In November 2018, She made an unsuccessful attempt to visit the Sabarimala temple in Kerala during the Mandalam-Makaravilakk pilgrim season. The temple had legal as well as religious restrictions that prevented the entry of women of menstruating age (approx. 10-50 years) since 1991 which was overturned through a historic verdict by the Supreme Court of India in October 2018. Eventhough a dozen women of menstruating age group had attempted to visit the temple after the verdict came, all of them proved unsuccessful largely due to protests.[9] Trupti was also blocked by protesters at Cochin International Airport on 16 November 2018, while on her journey to Sabarimala.
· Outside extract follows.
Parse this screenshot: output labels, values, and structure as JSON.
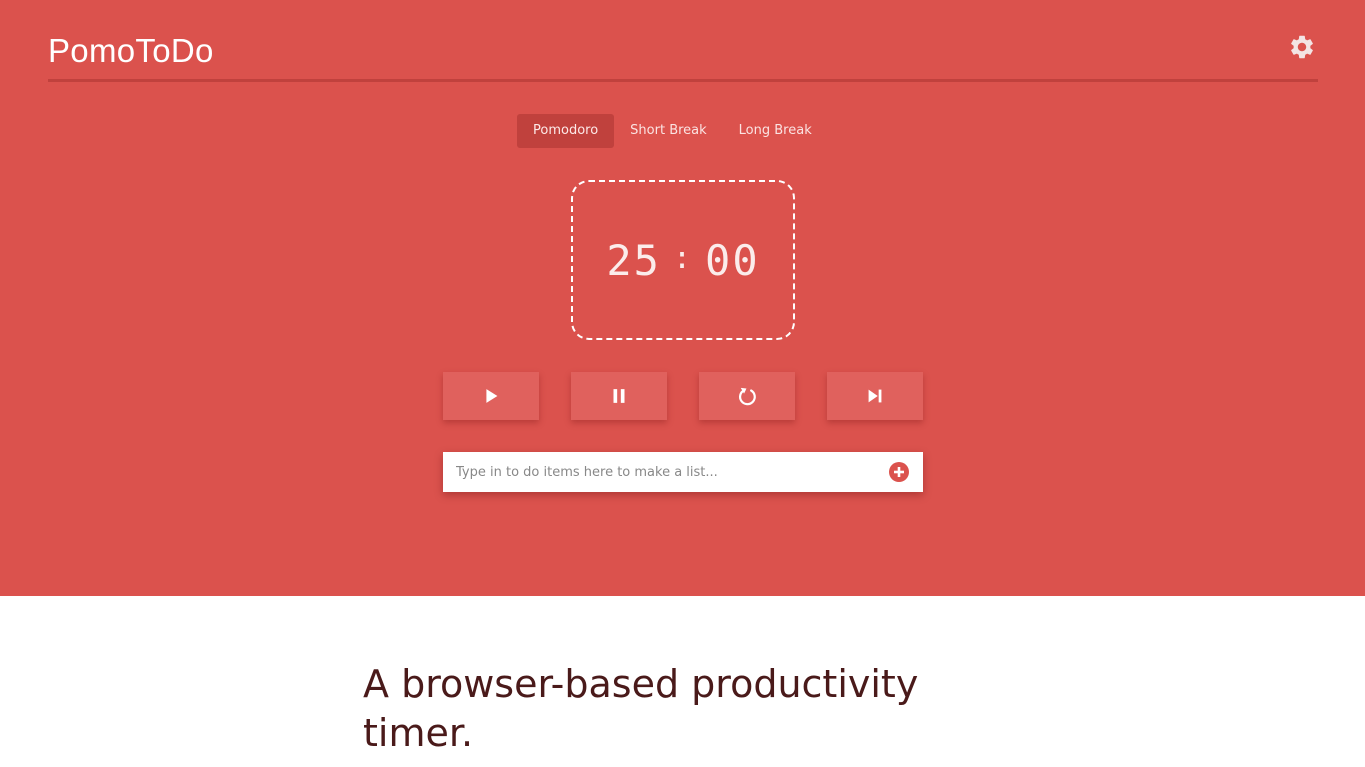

She decided to return after getting stranded inside the airport for more than 14 hours and vowed to come back again.[10]


  1. ^ a b c Goyal, Prateek (30 January 2016). "Meet Bhumata Brigade's Trupti Desai: Devout Hindu, aggressive activist". The News Minute. Retrieved 3 May 2016.
  2. ^ a b c d Anand, Geeta; Raj, Suhasini (29 April 2016). "Forging a Path for Women, Deep Into India's Sacred Shrines". The New York Times. Retrieved 4 May 2016.
  3. ^ "Shani Shingnapur temple entry ban row: Who is Bhumata Ranragini Brigade's chief Trupti Desai?". Zee News. 26 January 2016. Retrieved 3 May 2016.
  4. ^ a b Joshi, Yogesh (29 January 2016). "Trupti Desai: The woman spearheading Shani Shingnapur protest". Hindustan Times. Retrieved 3 May 2016.
  5. ^ a b Chavan, Vijay (3 October 2013). "Activist gets arrest warrant 4.5 years after FIR is filed". Pune Mirror. Retrieved 3 May 2016.
  6. ^ Waghmode, Vivek (17 April 2016). "5 priests among 7 booked for assaulting Trupti Desai". Times of India. Retrieved 26 May 2016.
  7. ^ Hebbar, Prajakta (29 April 2016). "Trupti Desai Claims There's A Bounty Of ₹1 Lakh To Stop Her From Entering Haji Ali". The Huffington Post. Retrieved 3 May 2016.
  8. ^ "Activist Trupti Desai enters Haji Ali, stops short of going into inner sanctum". The Times of India. 12 May 2016. Retrieved 12 May 2016.
  9. ^ "Social activist Trupti Desai to visit Sabarimala during Mandalam month". Mathrubhumi.
  10. ^ "Trupti Desai heads back home after protesters bloch her Sabarimala trek, says "will certainly return"". news18.